[Collection entries]
════
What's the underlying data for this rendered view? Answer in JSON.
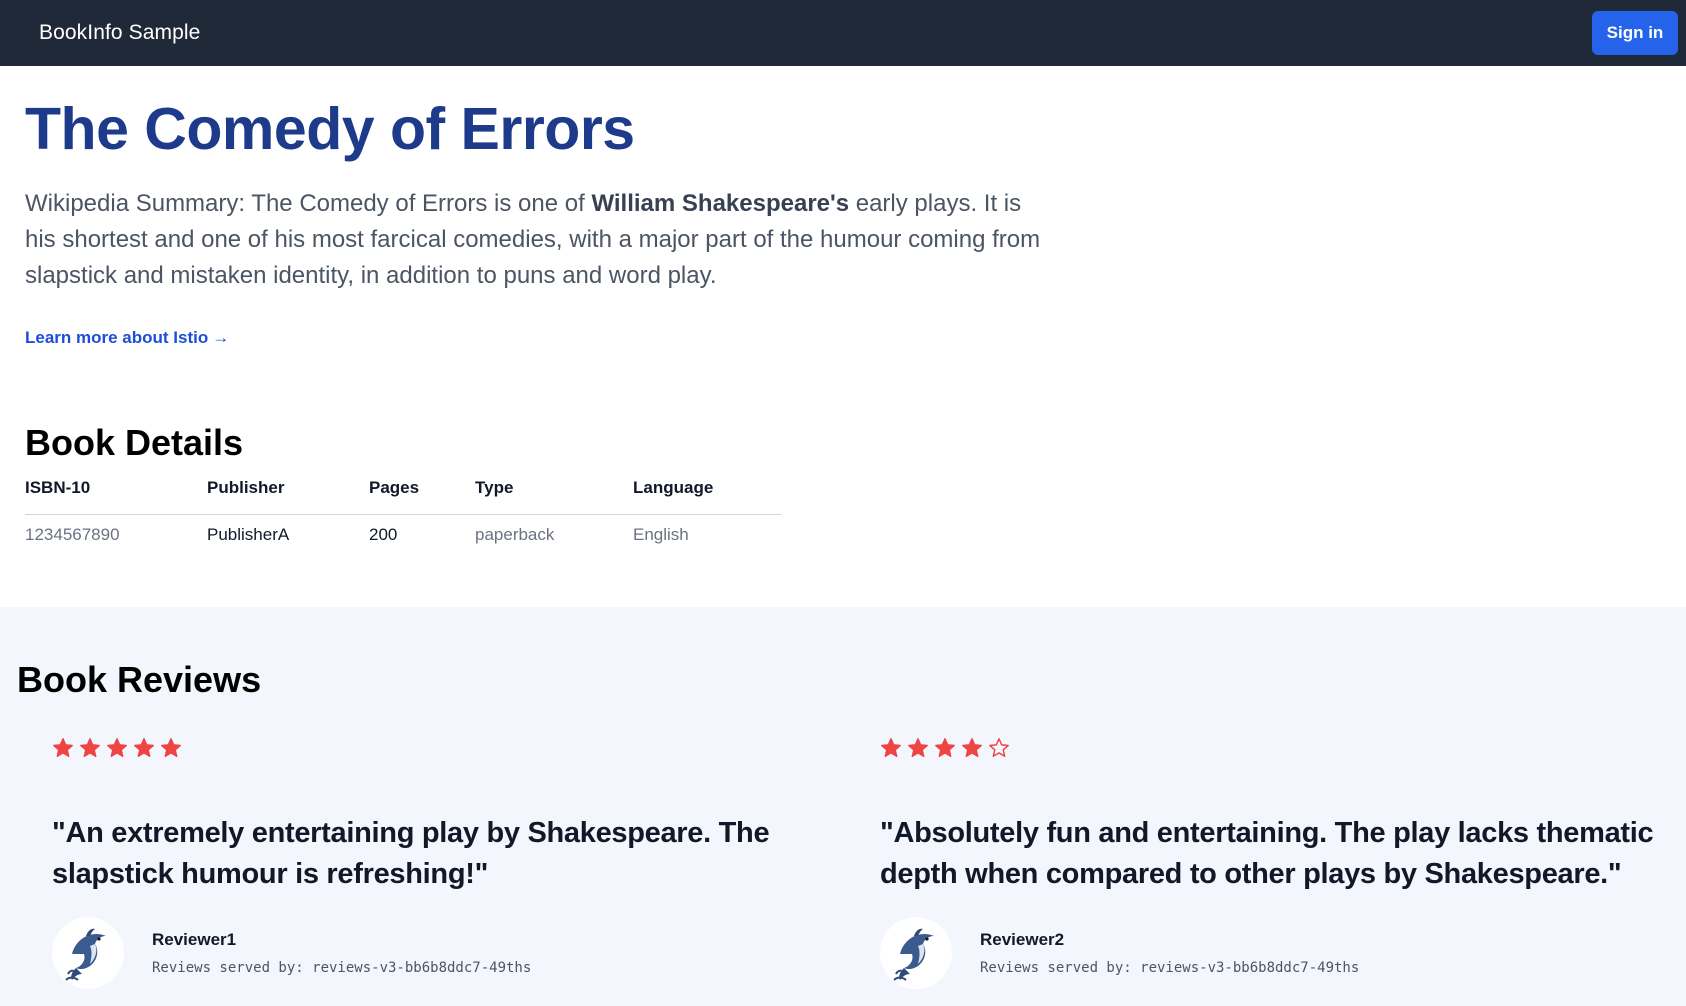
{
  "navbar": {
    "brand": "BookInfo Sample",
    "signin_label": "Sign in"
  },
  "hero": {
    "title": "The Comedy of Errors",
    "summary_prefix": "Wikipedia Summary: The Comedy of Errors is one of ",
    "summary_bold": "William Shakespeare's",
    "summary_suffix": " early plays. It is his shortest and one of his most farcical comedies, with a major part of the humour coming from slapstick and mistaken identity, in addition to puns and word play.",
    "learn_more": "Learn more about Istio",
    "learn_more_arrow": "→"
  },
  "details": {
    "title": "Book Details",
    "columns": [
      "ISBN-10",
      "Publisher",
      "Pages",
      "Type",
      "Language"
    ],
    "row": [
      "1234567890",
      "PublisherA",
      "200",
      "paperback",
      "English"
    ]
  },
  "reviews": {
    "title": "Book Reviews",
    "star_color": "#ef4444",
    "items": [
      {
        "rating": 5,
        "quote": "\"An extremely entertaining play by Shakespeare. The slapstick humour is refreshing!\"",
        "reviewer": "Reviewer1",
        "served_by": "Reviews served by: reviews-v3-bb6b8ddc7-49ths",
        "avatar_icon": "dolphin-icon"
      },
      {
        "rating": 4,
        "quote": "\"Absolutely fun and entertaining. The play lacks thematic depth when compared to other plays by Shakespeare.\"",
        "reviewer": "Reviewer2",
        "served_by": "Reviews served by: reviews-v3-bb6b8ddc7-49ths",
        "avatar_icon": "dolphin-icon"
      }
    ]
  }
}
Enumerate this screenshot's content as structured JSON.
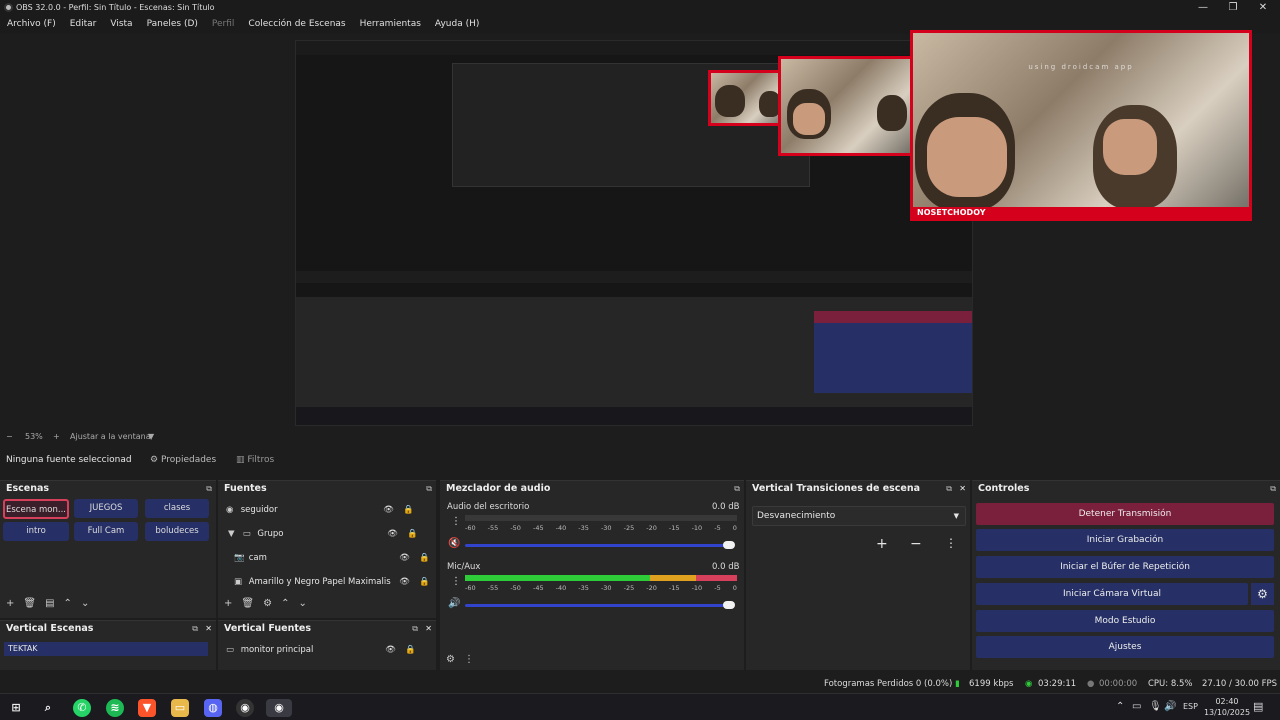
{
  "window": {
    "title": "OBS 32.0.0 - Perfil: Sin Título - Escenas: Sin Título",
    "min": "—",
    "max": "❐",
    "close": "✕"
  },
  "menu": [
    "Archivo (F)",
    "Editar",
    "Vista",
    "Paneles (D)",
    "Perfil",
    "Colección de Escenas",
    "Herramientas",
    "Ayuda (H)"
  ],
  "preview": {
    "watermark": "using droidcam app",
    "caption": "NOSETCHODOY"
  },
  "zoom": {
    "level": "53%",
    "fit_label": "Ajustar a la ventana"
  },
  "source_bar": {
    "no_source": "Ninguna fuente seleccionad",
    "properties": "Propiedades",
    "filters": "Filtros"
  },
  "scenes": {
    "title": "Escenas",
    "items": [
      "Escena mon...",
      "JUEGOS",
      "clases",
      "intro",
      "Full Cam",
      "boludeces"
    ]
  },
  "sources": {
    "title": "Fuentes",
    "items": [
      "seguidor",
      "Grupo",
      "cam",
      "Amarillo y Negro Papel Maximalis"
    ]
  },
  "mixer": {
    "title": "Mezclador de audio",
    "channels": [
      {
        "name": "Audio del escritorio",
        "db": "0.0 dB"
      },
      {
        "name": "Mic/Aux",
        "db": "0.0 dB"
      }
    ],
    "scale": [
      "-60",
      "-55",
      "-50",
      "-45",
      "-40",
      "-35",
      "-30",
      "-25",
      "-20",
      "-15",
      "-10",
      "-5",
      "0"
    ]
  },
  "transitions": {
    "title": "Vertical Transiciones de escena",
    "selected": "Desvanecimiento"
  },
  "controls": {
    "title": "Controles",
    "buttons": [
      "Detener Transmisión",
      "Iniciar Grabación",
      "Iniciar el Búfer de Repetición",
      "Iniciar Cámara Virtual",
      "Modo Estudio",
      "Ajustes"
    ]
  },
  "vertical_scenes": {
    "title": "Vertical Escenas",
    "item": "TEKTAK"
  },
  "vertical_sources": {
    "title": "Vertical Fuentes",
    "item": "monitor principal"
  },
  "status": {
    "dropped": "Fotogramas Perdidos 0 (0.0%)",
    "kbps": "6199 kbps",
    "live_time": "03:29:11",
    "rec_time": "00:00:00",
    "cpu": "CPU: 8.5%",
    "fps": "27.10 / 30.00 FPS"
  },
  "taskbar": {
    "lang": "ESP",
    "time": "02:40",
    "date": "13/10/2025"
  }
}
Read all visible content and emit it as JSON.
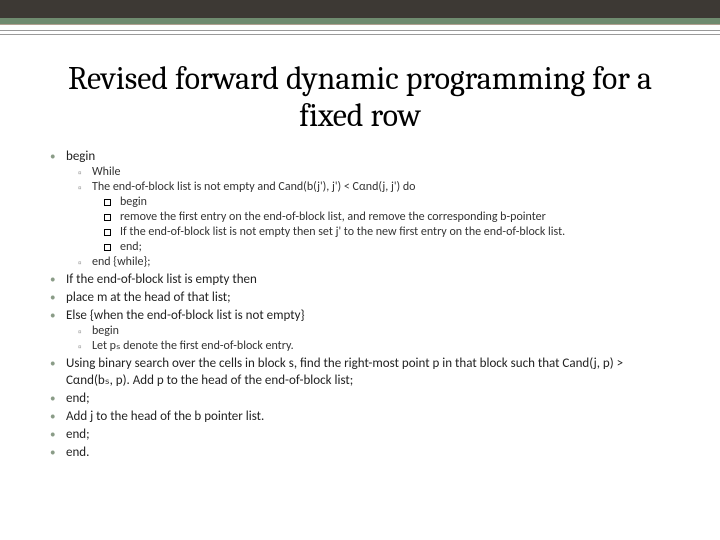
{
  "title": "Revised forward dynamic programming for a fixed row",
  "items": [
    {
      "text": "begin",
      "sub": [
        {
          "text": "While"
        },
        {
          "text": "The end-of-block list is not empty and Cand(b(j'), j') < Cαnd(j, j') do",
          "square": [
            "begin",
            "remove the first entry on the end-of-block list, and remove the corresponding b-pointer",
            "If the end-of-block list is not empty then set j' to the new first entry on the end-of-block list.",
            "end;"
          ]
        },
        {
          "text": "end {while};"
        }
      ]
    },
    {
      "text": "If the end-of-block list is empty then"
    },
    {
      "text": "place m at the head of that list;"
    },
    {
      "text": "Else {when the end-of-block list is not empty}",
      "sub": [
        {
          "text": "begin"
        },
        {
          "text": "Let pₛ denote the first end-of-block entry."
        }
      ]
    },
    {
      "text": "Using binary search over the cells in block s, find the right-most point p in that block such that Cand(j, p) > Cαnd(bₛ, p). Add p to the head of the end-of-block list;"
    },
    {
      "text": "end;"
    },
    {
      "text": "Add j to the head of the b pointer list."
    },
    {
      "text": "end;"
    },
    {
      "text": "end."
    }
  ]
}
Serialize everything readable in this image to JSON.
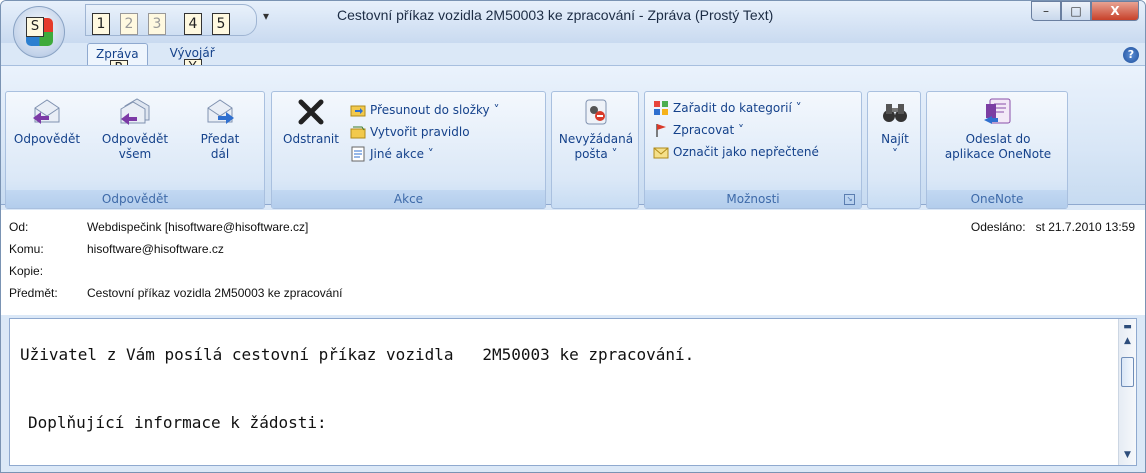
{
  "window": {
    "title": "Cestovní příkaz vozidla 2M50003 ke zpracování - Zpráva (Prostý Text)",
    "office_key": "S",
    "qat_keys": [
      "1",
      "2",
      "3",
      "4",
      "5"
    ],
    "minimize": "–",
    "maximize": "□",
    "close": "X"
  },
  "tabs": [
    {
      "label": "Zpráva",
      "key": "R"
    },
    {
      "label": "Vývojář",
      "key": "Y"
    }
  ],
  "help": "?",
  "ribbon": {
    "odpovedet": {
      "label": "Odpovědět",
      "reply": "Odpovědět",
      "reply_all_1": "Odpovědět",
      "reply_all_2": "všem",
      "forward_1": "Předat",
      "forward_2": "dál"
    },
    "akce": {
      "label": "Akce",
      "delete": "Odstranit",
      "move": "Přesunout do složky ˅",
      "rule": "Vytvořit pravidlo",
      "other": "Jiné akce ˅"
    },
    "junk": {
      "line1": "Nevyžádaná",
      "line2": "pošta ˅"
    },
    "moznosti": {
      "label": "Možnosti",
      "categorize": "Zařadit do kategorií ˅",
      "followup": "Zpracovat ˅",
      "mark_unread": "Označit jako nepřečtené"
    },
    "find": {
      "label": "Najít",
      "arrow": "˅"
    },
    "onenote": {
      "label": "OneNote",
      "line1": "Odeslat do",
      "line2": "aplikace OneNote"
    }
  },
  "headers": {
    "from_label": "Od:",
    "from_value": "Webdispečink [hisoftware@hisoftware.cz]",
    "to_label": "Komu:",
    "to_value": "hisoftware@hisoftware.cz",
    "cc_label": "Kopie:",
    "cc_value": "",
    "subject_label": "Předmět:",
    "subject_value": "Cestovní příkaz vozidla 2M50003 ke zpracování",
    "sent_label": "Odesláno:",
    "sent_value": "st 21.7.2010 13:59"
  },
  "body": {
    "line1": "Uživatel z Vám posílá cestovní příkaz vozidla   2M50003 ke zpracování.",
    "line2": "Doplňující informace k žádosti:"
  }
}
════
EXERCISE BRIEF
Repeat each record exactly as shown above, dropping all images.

TASK ANSWER
What's the underlying data for this rendered view? Answer in JSON.
{
  "navbar": {
    "brand": "BookInfo Sample",
    "signin_label": "Sign in"
  },
  "hero": {
    "title": "The Comedy of Errors",
    "summary_prefix": "Wikipedia Summary: The Comedy of Errors is one of ",
    "summary_bold": "William Shakespeare's",
    "summary_suffix": " early plays. It is his shortest and one of his most farcical comedies, with a major part of the humour coming from slapstick and mistaken identity, in addition to puns and word play.",
    "learn_more": "Learn more about Istio",
    "learn_more_arrow": "→"
  },
  "details": {
    "title": "Book Details",
    "columns": [
      "ISBN-10",
      "Publisher",
      "Pages",
      "Type",
      "Language"
    ],
    "row": [
      "1234567890",
      "PublisherA",
      "200",
      "paperback",
      "English"
    ]
  },
  "reviews": {
    "title": "Book Reviews",
    "star_color": "#ef4444",
    "items": [
      {
        "rating": 5,
        "quote": "\"An extremely entertaining play by Shakespeare. The slapstick humour is refreshing!\"",
        "reviewer": "Reviewer1",
        "served_by": "Reviews served by: reviews-v3-bb6b8ddc7-49ths",
        "avatar_icon": "dolphin-icon"
      },
      {
        "rating": 4,
        "quote": "\"Absolutely fun and entertaining. The play lacks thematic depth when compared to other plays by Shakespeare.\"",
        "reviewer": "Reviewer2",
        "served_by": "Reviews served by: reviews-v3-bb6b8ddc7-49ths",
        "avatar_icon": "dolphin-icon"
      }
    ]
  }
}
Enumerate this screenshot's content as structured JSON.
{
  "window": {
    "title": "OBS 32.0.0 - Perfil: Sin Título - Escenas: Sin Título",
    "min": "—",
    "max": "❐",
    "close": "✕"
  },
  "menu": [
    "Archivo (F)",
    "Editar",
    "Vista",
    "Paneles (D)",
    "Perfil",
    "Colección de Escenas",
    "Herramientas",
    "Ayuda (H)"
  ],
  "preview": {
    "watermark": "using droidcam app",
    "caption": "NOSETCHODOY"
  },
  "zoom": {
    "level": "53%",
    "fit_label": "Ajustar a la ventana"
  },
  "source_bar": {
    "no_source": "Ninguna fuente seleccionad",
    "properties": "Propiedades",
    "filters": "Filtros"
  },
  "scenes": {
    "title": "Escenas",
    "items": [
      "Escena mon...",
      "JUEGOS",
      "clases",
      "intro",
      "Full Cam",
      "boludeces"
    ]
  },
  "sources": {
    "title": "Fuentes",
    "items": [
      "seguidor",
      "Grupo",
      "cam",
      "Amarillo y Negro Papel Maximalis"
    ]
  },
  "mixer": {
    "title": "Mezclador de audio",
    "channels": [
      {
        "name": "Audio del escritorio",
        "db": "0.0 dB"
      },
      {
        "name": "Mic/Aux",
        "db": "0.0 dB"
      }
    ],
    "scale": [
      "-60",
      "-55",
      "-50",
      "-45",
      "-40",
      "-35",
      "-30",
      "-25",
      "-20",
      "-15",
      "-10",
      "-5",
      "0"
    ]
  },
  "transitions": {
    "title": "Vertical Transiciones de escena",
    "selected": "Desvanecimiento"
  },
  "controls": {
    "title": "Controles",
    "buttons": [
      "Detener Transmisión",
      "Iniciar Grabación",
      "Iniciar el Búfer de Repetición",
      "Iniciar Cámara Virtual",
      "Modo Estudio",
      "Ajustes"
    ]
  },
  "vertical_scenes": {
    "title": "Vertical Escenas",
    "item": "TEKTAK"
  },
  "vertical_sources": {
    "title": "Vertical Fuentes",
    "item": "monitor principal"
  },
  "status": {
    "dropped": "Fotogramas Perdidos 0 (0.0%)",
    "kbps": "6199 kbps",
    "live_time": "03:29:11",
    "rec_time": "00:00:00",
    "cpu": "CPU: 8.5%",
    "fps": "27.10 / 30.00 FPS"
  },
  "taskbar": {
    "lang": "ESP",
    "time": "02:40",
    "date": "13/10/2025"
  }
}
Read all visible content and emit it as JSON.
{
  "title": "Revised forward dynamic programming for a fixed row",
  "items": [
    {
      "text": "begin",
      "sub": [
        {
          "text": "While"
        },
        {
          "text": "The end-of-block list is not empty and Cand(b(j'), j') < Cαnd(j, j') do",
          "square": [
            "begin",
            "remove the first entry on the end-of-block list, and remove the corresponding b-pointer",
            "If the end-of-block list is not empty then set j' to the new first entry on the end-of-block list.",
            "end;"
          ]
        },
        {
          "text": "end {while};"
        }
      ]
    },
    {
      "text": "If the end-of-block list is empty then"
    },
    {
      "text": "place m at the head of that list;"
    },
    {
      "text": "Else {when the end-of-block list is not empty}",
      "sub": [
        {
          "text": "begin"
        },
        {
          "text": "Let pₛ denote the first end-of-block entry."
        }
      ]
    },
    {
      "text": "Using binary search over the cells in block s, find the right-most point p in that block such that Cand(j, p) > Cαnd(bₛ, p). Add p to the head of the end-of-block list;"
    },
    {
      "text": "end;"
    },
    {
      "text": "Add j to the head of the b pointer list."
    },
    {
      "text": "end;"
    },
    {
      "text": "end."
    }
  ]
}
Serialize everything readable in this image to JSON.
{
  "window": {
    "title": "Cestovní příkaz vozidla 2M50003 ke zpracování - Zpráva (Prostý Text)",
    "office_key": "S",
    "qat_keys": [
      "1",
      "2",
      "3",
      "4",
      "5"
    ],
    "minimize": "–",
    "maximize": "□",
    "close": "X"
  },
  "tabs": [
    {
      "label": "Zpráva",
      "key": "R"
    },
    {
      "label": "Vývojář",
      "key": "Y"
    }
  ],
  "help": "?",
  "ribbon": {
    "odpovedet": {
      "label": "Odpovědět",
      "reply": "Odpovědět",
      "reply_all_1": "Odpovědět",
      "reply_all_2": "všem",
      "forward_1": "Předat",
      "forward_2": "dál"
    },
    "akce": {
      "label": "Akce",
      "delete": "Odstranit",
      "move": "Přesunout do složky ˅",
      "rule": "Vytvořit pravidlo",
      "other": "Jiné akce ˅"
    },
    "junk": {
      "line1": "Nevyžádaná",
      "line2": "pošta ˅"
    },
    "moznosti": {
      "label": "Možnosti",
      "categorize": "Zařadit do kategorií ˅",
      "followup": "Zpracovat ˅",
      "mark_unread": "Označit jako nepřečtené"
    },
    "find": {
      "label": "Najít",
      "arrow": "˅"
    },
    "onenote": {
      "label": "OneNote",
      "line1": "Odeslat do",
      "line2": "aplikace OneNote"
    }
  },
  "headers": {
    "from_label": "Od:",
    "from_value": "Webdispečink [hisoftware@hisoftware.cz]",
    "to_label": "Komu:",
    "to_value": "hisoftware@hisoftware.cz",
    "cc_label": "Kopie:",
    "cc_value": "",
    "subject_label": "Předmět:",
    "subject_value": "Cestovní příkaz vozidla 2M50003 ke zpracování",
    "sent_label": "Odesláno:",
    "sent_value": "st 21.7.2010 13:59"
  },
  "body": {
    "line1": "Uživatel z Vám posílá cestovní příkaz vozidla   2M50003 ke zpracování.",
    "line2": "Doplňující informace k žádosti:"
  }
}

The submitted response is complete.